BEGIN Dataset extract
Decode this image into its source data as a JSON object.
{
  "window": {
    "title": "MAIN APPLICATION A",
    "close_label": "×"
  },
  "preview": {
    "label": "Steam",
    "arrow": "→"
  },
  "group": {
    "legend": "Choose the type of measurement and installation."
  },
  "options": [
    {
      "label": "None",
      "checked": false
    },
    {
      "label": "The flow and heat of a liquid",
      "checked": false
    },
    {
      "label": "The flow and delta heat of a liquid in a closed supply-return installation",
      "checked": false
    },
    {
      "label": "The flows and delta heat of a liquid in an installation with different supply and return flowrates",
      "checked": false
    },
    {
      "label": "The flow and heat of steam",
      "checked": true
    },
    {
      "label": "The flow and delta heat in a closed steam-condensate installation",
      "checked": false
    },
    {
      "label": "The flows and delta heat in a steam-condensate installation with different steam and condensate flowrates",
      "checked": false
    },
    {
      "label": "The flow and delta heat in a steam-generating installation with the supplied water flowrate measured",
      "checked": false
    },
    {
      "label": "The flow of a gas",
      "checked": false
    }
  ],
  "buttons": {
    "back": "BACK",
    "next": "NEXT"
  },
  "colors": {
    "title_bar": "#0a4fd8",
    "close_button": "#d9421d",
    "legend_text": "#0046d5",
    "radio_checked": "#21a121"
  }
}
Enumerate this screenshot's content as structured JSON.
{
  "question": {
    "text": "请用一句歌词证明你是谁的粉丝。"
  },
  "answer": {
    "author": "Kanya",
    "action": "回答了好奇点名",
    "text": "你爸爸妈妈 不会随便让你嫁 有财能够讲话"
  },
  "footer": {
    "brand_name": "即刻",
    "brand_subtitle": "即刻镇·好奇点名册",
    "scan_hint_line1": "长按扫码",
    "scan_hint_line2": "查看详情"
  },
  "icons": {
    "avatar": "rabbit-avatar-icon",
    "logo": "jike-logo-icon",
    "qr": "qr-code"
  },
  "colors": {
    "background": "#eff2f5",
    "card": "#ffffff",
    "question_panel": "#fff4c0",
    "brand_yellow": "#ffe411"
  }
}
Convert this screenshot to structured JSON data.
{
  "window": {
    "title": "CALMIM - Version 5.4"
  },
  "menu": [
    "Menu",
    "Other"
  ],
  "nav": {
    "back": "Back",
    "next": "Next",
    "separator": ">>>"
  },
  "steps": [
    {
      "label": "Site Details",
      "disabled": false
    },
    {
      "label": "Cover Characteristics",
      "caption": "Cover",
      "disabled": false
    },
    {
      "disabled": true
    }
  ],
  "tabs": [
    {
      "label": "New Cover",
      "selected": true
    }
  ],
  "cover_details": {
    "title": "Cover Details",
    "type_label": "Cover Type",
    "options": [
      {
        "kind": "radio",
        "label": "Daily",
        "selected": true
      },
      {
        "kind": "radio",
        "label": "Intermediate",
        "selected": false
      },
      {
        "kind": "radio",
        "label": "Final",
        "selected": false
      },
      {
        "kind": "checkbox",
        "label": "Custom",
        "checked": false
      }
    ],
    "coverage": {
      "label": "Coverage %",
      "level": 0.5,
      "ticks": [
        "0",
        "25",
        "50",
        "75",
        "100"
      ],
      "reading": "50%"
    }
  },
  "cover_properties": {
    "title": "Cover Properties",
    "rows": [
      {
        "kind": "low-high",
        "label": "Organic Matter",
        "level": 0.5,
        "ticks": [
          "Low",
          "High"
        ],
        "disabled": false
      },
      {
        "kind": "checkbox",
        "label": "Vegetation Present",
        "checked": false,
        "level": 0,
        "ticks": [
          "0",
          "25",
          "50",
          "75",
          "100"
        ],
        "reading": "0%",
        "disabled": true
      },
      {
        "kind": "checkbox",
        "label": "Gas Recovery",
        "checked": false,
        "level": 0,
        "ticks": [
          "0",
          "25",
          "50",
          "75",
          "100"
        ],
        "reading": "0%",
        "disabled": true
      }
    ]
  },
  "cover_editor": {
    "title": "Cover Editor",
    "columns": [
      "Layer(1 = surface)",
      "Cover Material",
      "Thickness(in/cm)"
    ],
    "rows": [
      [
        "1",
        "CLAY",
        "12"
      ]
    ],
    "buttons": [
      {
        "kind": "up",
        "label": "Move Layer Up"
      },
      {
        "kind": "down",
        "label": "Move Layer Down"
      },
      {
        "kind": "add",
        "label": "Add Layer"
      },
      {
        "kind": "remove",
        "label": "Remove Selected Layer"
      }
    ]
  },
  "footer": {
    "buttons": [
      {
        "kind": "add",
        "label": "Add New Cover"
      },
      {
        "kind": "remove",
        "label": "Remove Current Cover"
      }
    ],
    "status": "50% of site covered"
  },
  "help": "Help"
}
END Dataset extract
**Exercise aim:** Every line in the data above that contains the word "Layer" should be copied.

**Output below:**
      "Layer(1 = surface)",
        "label": "Move Layer Up"
        "label": "Move Layer Down"
        "label": "Add Layer"
        "label": "Remove Selected Layer"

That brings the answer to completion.